It is evident from the foregoing that various modifications can be made to the method of this invention.

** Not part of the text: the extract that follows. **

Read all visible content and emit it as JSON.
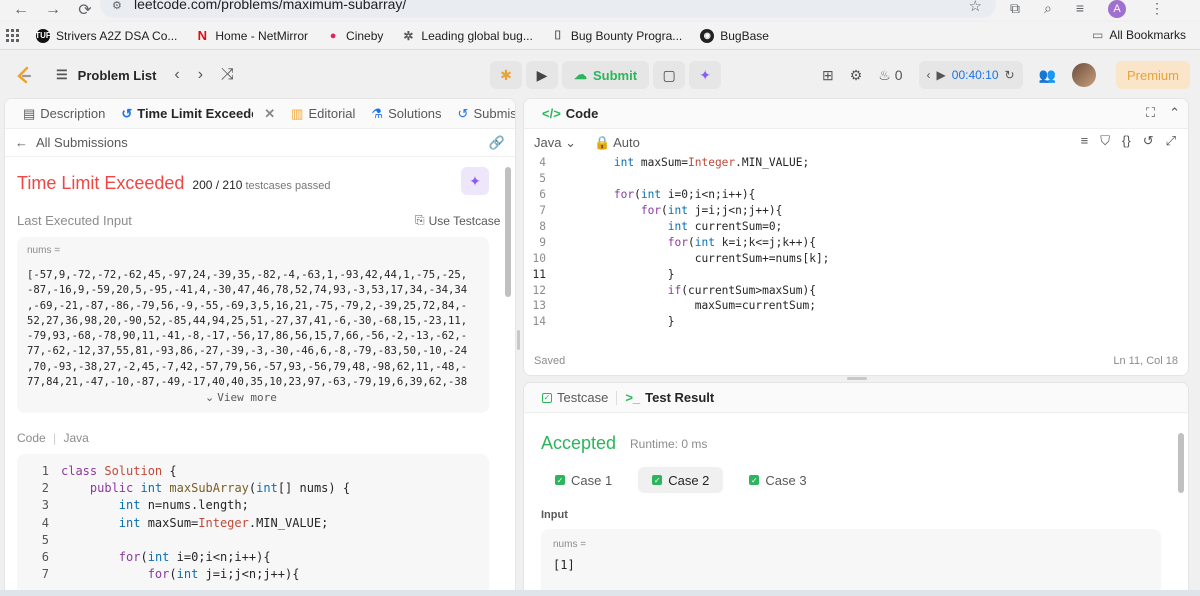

Such, however, are considered as being within the scope of the invention.

What is claimed is:

l. A method of selecting a carbon black for incorporating in a rubber recipe to produce a rubber having desired abrasion properties, said abrasion properties being substantially influenced by the properties of said carbon black, which comprises:

a. determining the heterogeneity index for each of said carbon blacks, said heterogeneity index being represented by the formula in which H is the heterogeneity index, and D D and T5 are the number averages of the cube, square and first power of the particle diameters of said carbon blacks;

b. correlating the heterogeneity index of each of said carbon blacks with the abrasion properties of rubber into which each of said carbon blacks is individually blended to establish a correlation between said heterogeneity indices of said blacks and the abrasion properties of said rubber; and,

c. employing said correlation to select a carbon black which upon incorporation in a rubber recipe produces a rubber having desired abrasion properties.

2. The method of claim 1 in which said carbon blacks have specific surface areas of from 70 to square meters per gram.

3 The method of claim 1 in which said carbon blacks have substantially equal structure and surface area.

4. The method of claim 1 in which said particle diameters of said carbon blacks are determined by electron microscope 5. The method of claim 1 in which said heterogeneity in- 5 dices are between 1.2 and about 1.3.

6. The method of claim 1 in which said heterogeneity indices are between 1.2 and 2. l

Patent Citations
Cited PatentFiling datePublication dateApplicantTitle
US3397583 *Oct 24, 1965Aug 20, 1968Lawrence R. SperbergControl of vulcanization state and gradient in pneumatic tires
Referenced by
Citing PatentFiling datePublication dateApplicantTitle
US4071496 *Apr 30, 1976Jan 31, 1978Phillips Petroleum CompanyCarbon black for low-hysteresis rubber compositions
US4259218 *Jan 2, 1979Mar 31, 1981Phillips Petroleum CompanyRubber compositions and method therefor
U.S. Classification850/63, 73/146, 73/8
International ClassificationC08K3/04, G01Q90/00
Cooperative ClassificationC08K3/04
European ClassificationC08K3/04